Instructions for the task ::
Check every line of the entries that follow, and copy the ones containing "Gbps".
[[ Exercise data open ]]
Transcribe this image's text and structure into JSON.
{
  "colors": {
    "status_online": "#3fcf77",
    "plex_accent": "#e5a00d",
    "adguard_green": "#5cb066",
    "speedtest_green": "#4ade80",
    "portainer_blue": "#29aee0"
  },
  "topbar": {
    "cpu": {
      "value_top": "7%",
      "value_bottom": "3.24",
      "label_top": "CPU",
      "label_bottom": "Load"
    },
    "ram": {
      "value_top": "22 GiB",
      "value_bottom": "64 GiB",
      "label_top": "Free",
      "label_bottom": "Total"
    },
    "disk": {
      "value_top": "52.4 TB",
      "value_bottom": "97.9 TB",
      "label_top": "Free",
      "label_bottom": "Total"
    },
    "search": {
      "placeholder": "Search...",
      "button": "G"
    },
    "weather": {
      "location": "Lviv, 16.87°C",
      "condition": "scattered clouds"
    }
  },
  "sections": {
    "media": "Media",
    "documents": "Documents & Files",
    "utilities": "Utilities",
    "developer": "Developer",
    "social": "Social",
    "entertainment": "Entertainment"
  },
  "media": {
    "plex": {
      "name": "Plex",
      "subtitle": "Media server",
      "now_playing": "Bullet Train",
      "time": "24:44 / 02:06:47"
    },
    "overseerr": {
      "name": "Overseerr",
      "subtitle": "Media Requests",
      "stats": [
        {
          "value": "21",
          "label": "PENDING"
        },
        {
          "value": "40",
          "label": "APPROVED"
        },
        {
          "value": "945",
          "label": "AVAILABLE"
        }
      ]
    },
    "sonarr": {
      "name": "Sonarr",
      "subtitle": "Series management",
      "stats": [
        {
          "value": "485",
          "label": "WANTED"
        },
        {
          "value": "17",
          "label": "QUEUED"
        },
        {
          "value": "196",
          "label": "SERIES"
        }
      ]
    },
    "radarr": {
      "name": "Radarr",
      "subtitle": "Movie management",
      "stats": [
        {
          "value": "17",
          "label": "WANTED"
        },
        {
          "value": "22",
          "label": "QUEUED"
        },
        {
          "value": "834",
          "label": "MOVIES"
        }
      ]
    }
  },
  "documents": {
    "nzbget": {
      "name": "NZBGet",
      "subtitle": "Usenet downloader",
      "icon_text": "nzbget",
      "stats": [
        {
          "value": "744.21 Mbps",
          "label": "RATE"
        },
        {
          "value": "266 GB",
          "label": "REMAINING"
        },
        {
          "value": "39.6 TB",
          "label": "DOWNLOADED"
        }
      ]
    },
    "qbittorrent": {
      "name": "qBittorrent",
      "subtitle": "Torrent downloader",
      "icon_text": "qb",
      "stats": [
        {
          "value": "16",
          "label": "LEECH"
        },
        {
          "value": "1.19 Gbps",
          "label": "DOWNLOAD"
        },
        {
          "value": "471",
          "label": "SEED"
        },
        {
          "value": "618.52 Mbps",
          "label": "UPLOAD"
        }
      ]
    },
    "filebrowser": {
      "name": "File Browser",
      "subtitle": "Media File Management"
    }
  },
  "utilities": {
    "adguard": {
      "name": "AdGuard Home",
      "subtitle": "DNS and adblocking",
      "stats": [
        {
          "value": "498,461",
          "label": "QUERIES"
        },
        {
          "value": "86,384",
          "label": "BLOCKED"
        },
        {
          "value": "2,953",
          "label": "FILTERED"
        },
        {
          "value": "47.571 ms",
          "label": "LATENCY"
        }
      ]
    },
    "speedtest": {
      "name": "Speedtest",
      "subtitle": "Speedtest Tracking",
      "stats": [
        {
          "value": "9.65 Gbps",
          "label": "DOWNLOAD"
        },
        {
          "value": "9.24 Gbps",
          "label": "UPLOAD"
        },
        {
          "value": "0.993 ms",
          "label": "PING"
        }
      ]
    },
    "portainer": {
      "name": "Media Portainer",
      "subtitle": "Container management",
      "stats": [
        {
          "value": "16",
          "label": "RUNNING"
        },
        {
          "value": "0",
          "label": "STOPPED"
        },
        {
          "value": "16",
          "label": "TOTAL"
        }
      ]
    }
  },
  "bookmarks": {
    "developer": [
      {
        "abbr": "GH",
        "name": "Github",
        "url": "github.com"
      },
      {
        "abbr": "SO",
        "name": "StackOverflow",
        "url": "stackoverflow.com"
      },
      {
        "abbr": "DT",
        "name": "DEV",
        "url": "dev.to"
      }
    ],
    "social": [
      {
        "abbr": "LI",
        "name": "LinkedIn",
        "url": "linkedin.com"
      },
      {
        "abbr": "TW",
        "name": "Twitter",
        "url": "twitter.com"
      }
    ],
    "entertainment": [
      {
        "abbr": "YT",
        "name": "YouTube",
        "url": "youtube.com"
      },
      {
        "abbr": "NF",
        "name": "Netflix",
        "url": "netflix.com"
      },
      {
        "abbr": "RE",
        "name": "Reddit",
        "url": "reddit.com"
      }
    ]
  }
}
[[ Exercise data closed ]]
Result of the task ::
          "value": "1.19 Gbps",
          "value": "9.65 Gbps",
          "value": "9.24 Gbps",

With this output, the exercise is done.